A staircase shaped like a waterfall. A lobby sculptured like a forest. These are some of the finishing touches on the soon-to-open Ritz-Carlton in downtown Portland, where $7 million only gets you a standard condo.
The self-proclaimed “first ultra-luxury structure in the Pacific Northwest” pampers the rich in more ways than one, because the Ritz-Carlton is also a tax shelter. Its investors can take advantage of the tax break known as Opportunity Zones.
The Ritz-Carlton is emblematic of what’s wrong with Opportunity Zones, a tax break that enriches the rich while harming the common good. Oregon lawmakers should delay no further in severing ties with this tax subsidy boondoggle.
Opportunity Zones are a set of tax breaks created by the Trump tax plan passed in 2017. They became Oregon tax breaks — piling on to the federal tax breaks — because the state’s tax code often connects automatically to the federal one. The Oregon legislature had the power to say “no,” but it failed to do so.
Opportunity Zones encompass three different tax breaks for capital gains income — the profits from selling investments in things such as stocks, businesses, and real estate. To benefit, you must invest in “Opportunity Funds” that then invest in real estate projects or businesses located within areas designated as “Opportunity Zones.” The profits reaped by investors get taxed at a lower rate than they normally would or escape taxation altogether, depending on how long the money is invested.
Concocted by a Facebook billionaire, this tax break should come with a label: only the rich need apply. One study estimated the income of the average investor to be $4.9 million. That’s not surprising, given that capital gains are concentrated in the hands of the rich. About 85% of all capital gains flowing to Oregonians in 2020 went to the richest 5%. And more than a third went to the richest one-tenth of 1% — the richest one out of every thousand Oregonians.
The concentration of capital gains income is a key driver of economic inequality, which stands at record-levels. Opportunity Zones pour fuel on the raging fire that is economic inequality.
Opportunity Zones also harm Oregonians by depriving the state of tax revenue. The taxes wealthy investors avoid through Opportunity Zones is money that could instead go to improve our schools, make college more affordable, expand affordable housing, or fund other ways of making Oregon more prosperous.
Though the exact amount of revenue lost by the state is unclear, it’s substantial. A recent study estimated that, from 2020 to 2024, the federal government will lose about $8.2 billion in foregone revenue, making Opportunity Zones “the largest ongoing federal community economic development program in the U.S.” In Oregon, the tax break is costing tens of millions in each budget period.The costliest part of the tax break seems set to arrive later this decade, when the investments become tax free.

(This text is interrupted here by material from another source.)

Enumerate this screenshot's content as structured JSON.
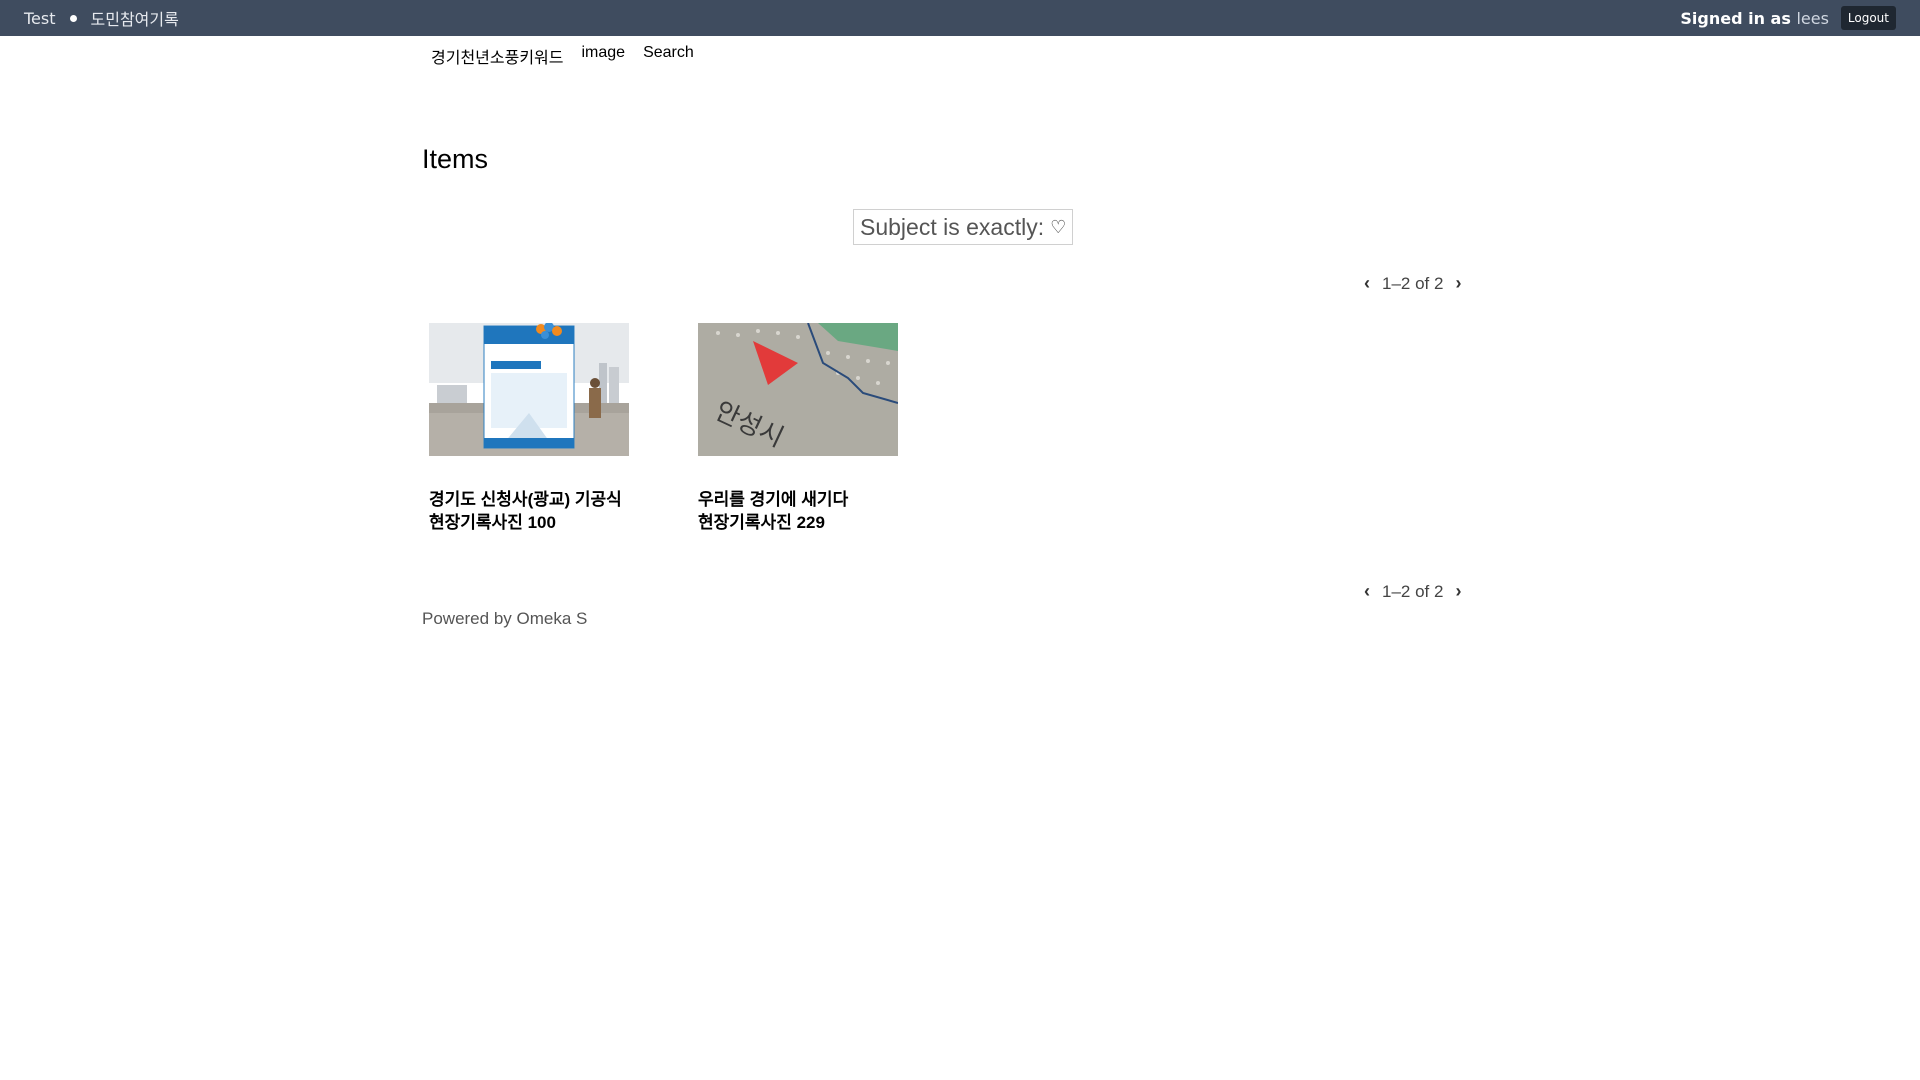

For the big hit to the public purse, you might expect some good to come out of Opportunity Zones, but you’d be hard pressed to find it. Research points to “mixed, limited, or no effects” on things like the number of job postings and the formation of new businesses in the areas designated as Opportunity Zones. One study found no real improvement on the employment, earnings, or poverty rates of the people living in the zones — the purported goal.
The reality is that Opportunity Zones subsidize investments that, like the Ritz-Carlton, would happen anyway. The money has gone into marinas for superyachts, luxury hotels, and self-storage warehouses, instead of going to affordable housing or businesses that would lift up the people living in Opportunity Zones.
Enough time remains this legislative session for Oregon to cut ties with the Opportunity Zones tax break. House Bill 3039 would end the state’s version of this subsidy. Lawmakers can rest assured that Oregonians would much prefer to see public resources going to schools, childcare and affordable housing, than to the pockets of wealthy investors.